Breaking Barriers: African Women in Tech Industry Continue to Defy Odds

The technology industry has long been reserved for male entrepreneurs, but an online discussion among female tech experts all across Africa sheds light on how many women have already made their presence known in the field.

Statistics show that the number of women in the technology world is low.

In June, Yahoo’s Equal Employment Opportunity statistics revealed that although nearly 40 percent of the company employees are female, only 15 percent are in tech-related positions.

Other major companies, such as Dropbox, have a little over 8 percent of their female employees involved in software engineering, according to a 2013 spreadsheet released by Pinterest software engineer Tracy Chou.

Female tech entrepreneurs, like Ethel Cofie of Ghana, are on the way to reversing these troubling statistics.

Cofie is one of the pioneering members of a “Women in Tech” group that is working to create an alliance of female tech experts all across Africa.

According to Cofie’s guest article on CNN’s website, her own online efforts marked the first time someone had attempted to “build a pan-African Women in Tech network that would allow [women] to compare [their] challenges, learn from each other and connect across borders” to increase their influence.

Cofie teamed up with four other African women, all from different countries, to organize a digital meetup earlier this month.

More than 150 women signed up to be a part of the meetup and the online movement spread like wildfire.

By the time the Aug. 2 meetup ended, the hashtag #WtechAfrica had reached nearly 75,000 people and made close to 200,000 impressions on Twitter.
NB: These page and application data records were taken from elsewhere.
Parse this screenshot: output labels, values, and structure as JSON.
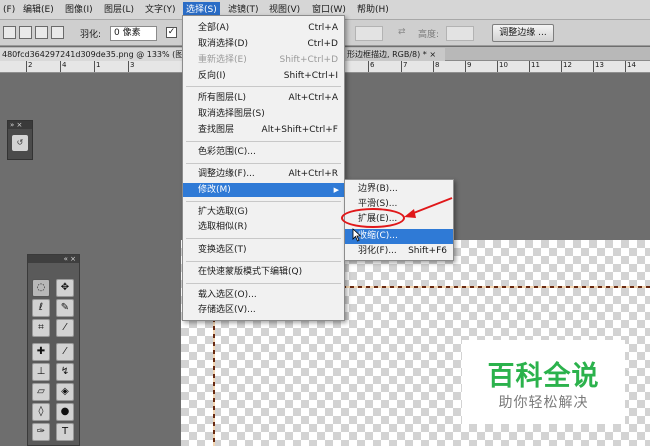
{
  "menubar": {
    "items": [
      {
        "label": "(F)"
      },
      {
        "label": "编辑(E)"
      },
      {
        "label": "图像(I)"
      },
      {
        "label": "图层(L)"
      },
      {
        "label": "文字(Y)"
      },
      {
        "label": "选择(S)"
      },
      {
        "label": "滤镜(T)"
      },
      {
        "label": "视图(V)"
      },
      {
        "label": "窗口(W)"
      },
      {
        "label": "帮助(H)"
      }
    ]
  },
  "options": {
    "feather_label": "羽化:",
    "feather_value": "0 像素",
    "height_label": "高度:",
    "refine_edge_button": "调整边缘 ..."
  },
  "tabs": {
    "doc1": "480fcd364297241d309de35.png @ 133% (图",
    "doc2": "形边框描边, RGB/8) * ×"
  },
  "ruler": {
    "left_numbers": [
      "2",
      "4",
      "1",
      "3"
    ],
    "right_numbers": [
      "6",
      "7",
      "8",
      "9",
      "10",
      "11",
      "12",
      "13",
      "14"
    ]
  },
  "select_menu": {
    "items": [
      {
        "label": "全部(A)",
        "shortcut": "Ctrl+A"
      },
      {
        "label": "取消选择(D)",
        "shortcut": "Ctrl+D"
      },
      {
        "label": "重新选择(E)",
        "shortcut": "Shift+Ctrl+D"
      },
      {
        "label": "反向(I)",
        "shortcut": "Shift+Ctrl+I"
      },
      {
        "label": "所有图层(L)",
        "shortcut": "Alt+Ctrl+A"
      },
      {
        "label": "取消选择图层(S)",
        "shortcut": ""
      },
      {
        "label": "查找图层",
        "shortcut": "Alt+Shift+Ctrl+F"
      },
      {
        "label": "色彩范围(C)...",
        "shortcut": ""
      },
      {
        "label": "调整边缘(F)...",
        "shortcut": "Alt+Ctrl+R"
      },
      {
        "label": "修改(M)",
        "shortcut": ""
      },
      {
        "label": "扩大选取(G)",
        "shortcut": ""
      },
      {
        "label": "选取相似(R)",
        "shortcut": ""
      },
      {
        "label": "变换选区(T)",
        "shortcut": ""
      },
      {
        "label": "在快速蒙版模式下编辑(Q)",
        "shortcut": ""
      },
      {
        "label": "载入选区(O)...",
        "shortcut": ""
      },
      {
        "label": "存储选区(V)...",
        "shortcut": ""
      }
    ]
  },
  "modify_submenu": {
    "items": [
      {
        "label": "边界(B)...",
        "shortcut": ""
      },
      {
        "label": "平滑(S)...",
        "shortcut": ""
      },
      {
        "label": "扩展(E)...",
        "shortcut": ""
      },
      {
        "label": "收缩(C)...",
        "shortcut": ""
      },
      {
        "label": "羽化(F)...",
        "shortcut": "Shift+F6"
      }
    ]
  },
  "watermark": {
    "title": "百科全说",
    "subtitle": "助你轻松解决"
  },
  "colors": {
    "highlight": "#2f7ad6",
    "annotation_red": "#e0181a",
    "watermark_green": "#2bb24c"
  }
}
The online event certainly did not go smoothly, however.

Cofie explained that technical difficulties threatened to put an end to the massive meetup, but the determination by the participants kept the discussion alive and allowed it to have more reach.

The meetup was originally supposed to take place on Google Hangout, but when poor connections and other technical difficulties made it nearly impossible for the large group of women to effectively communicate, it appeared that Cofie’s efforts were doomed.

That’s when she realized many of the participants had moved the discussion to Facebook and eventually over to Twitter.

As it turns out, problems with Internet connections and power shortages are some of the major obstacles facing tech entrepreneurs in Africa, and Cofie admitted that those challenges will make diversity in the tech realm an uphill battle.

“The problems that African women in tech face are not very different from the ones female techies in many other parts of the world also come across,” she wrote in her guest piece. “Yet, these challenges, coupled with some Africa-specific problems like power shortages and broadband inaccessibility, create an uphill task for women wanting to enter the industry and develop the high-level technical skill required in order to progress.”

With successful female tech experts like Regina Agyare of Soronko Solutions in Ghana, and Rebecca Enonchong of AppsTech in Cameroon, Cofie knows it is still very possible for women to continue thriving in this male-dominated field that she hopes won’t be quite so male-dominated in the near future.